Before anything else, preparation is the key to success.
– Alexander Graham Bell
Those of us who choose to live in the IT world are bombarded with buzzwords. We strive to keep up with the barrage of vendor speak, the newest academic research, and the latest techniques to make our systems, developers, and processes more efficient. Fortunately, what hasn’t changed in the few decades that I have been an IT practitioner is the idea of an Application. Applications run on our systems, serve our users, and sometimes talk to one another. Sure, the bits change, as do the access methods, systems calls, and operating systems. But the notion of an Application is constant, and the management of an Application by IT throughout its life is pretty well understood. The nomenclature may change, but in short it looks like this:
In this article, I’ll briefly discuss these stages, and pose a solution for maintaining operational sanity as an Application moves through the phases. As my personal background is more on the Operations front, I’ll include some thoughts from that viewpoint.
In the design phase, we consider user needs, “build vs. buy”, development, customization, acceptance testing and QA. We inherit Applications, develop them, and make sure that they align with existing IT and Security policies. Operationally, we have requirements documents and make decisions around programming languages and libraries (if this is a build) or configurations (if this is off the shelf). We might be adding a feature that was specified in another stage, or applying a patch that the vendor has suggested.
Once designed, that Application is deployed. IT makes decisions regarding operating environments and user access. Will this run on Windows or Linux — or something entirely different? Are we using physical or virtual hardware? Will this live in our datacenter, or up in a cloud? What changes need to be made to security policy and network design? Deployment may include processes related to quality assurance and user acceptance. From an operations perspective, we may be looking to see if the application runs the same as it did on the developers hardware. We may be constructing “recipes” and run books for how a repeatable installation rollout occurs.
Now that the Application has been deployed, the users enter the equation. We need to support the Application to make sure it remains accessible and stable. We incorporate terms such as uptime, training, and maintenance. Necessary emphasis is placed on service levels and performance commitments. And of course there is troubleshooting, problem identification, and repair. This is typically where fire drills occur, heroes are made and error screens are lampooned. Operationally, we talk about the end user experience, about a mean time to repair and service outages.
More mature organizations will advance Applications into an optimization phase, usually as a result of issues raised in the support stage. Is the Application running as efficiently as it could? Is it fast enough? Are the components rightsized? Are we concerned with scale, an influx of users, or holiday traffic? Are there processes in the support or deployment phases that could be automated or improved?
The cycle continues with an assessment phase. This incorporates the users needs for additional Application features, the businesses need for more visibility, and potentially a response to a compliance or regulatory audit. What changes do we need to make to facilitate these concerns? What (and how) will we communicate to our vendors, our developers, our infrastructure providers? Has this Application provided the desired return on investment (ROI)? From an operations perspective, we consider the overall cost, whether committed service levels were met, and a bigger picture of operational risk. The outcome from this phase typically leads us into the design phase and the cycle starts again.

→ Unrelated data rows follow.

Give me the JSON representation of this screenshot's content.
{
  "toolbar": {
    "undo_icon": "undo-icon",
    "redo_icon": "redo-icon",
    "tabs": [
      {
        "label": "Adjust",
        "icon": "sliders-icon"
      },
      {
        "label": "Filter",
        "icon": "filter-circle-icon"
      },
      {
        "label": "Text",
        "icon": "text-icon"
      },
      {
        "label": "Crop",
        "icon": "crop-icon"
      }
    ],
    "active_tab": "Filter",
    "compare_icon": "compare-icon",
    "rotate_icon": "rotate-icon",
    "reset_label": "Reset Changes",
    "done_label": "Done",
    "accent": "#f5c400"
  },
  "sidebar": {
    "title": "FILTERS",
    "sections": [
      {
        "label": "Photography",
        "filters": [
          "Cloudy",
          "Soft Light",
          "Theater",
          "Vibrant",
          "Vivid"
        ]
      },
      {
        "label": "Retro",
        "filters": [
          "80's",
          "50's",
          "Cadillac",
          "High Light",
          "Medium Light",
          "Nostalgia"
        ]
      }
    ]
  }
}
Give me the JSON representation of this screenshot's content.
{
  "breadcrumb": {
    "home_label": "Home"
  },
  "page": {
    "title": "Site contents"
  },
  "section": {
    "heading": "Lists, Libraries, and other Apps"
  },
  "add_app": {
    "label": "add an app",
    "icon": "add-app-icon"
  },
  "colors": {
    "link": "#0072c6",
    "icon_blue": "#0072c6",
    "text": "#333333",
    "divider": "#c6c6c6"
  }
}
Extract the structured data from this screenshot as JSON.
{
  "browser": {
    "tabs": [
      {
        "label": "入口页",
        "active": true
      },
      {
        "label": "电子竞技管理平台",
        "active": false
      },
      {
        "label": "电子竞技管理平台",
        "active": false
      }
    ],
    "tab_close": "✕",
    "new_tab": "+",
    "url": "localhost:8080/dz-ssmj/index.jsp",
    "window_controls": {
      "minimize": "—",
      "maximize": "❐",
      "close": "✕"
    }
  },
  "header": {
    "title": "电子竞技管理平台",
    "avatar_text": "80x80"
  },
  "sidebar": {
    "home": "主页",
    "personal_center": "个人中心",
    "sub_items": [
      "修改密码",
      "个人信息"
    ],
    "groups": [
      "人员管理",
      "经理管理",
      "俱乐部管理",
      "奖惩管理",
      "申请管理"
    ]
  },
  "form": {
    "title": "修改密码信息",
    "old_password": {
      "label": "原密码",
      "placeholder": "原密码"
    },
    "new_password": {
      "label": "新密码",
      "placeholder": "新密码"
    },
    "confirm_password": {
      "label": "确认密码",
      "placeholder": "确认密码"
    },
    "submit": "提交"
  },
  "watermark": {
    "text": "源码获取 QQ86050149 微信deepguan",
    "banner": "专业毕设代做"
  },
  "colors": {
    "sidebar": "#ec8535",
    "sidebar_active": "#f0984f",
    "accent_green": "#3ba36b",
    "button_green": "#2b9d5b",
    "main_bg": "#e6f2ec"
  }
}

The constant throughout this cycle is the Application, and I submit that understanding the behaviour of the Application (past, present, and future) is the key maintaining operational sanity. What I am describing is much more than monitoring. It’s gaining keen insight into both the footprint of the application in terms of resources (memory, cpu utilization) and interactions (network sockets, file usage, system calls). It’s the ability to continually capture all of the details of this footprint and making this data actionable.
AppFirst uniquely provides a method of collecting Application footprint data and normalizing it for further analysis, reporting and alerting. Stay tuned for additional blog posts that will describe how AppFirst customers are using this data to make sense of each of the Application stages.
Any comments on the definition of these stages? Want to discuss how knowing your Application footprint can assist in IT management and operational sanity? Please contact an AppFirst team member at email@example.com.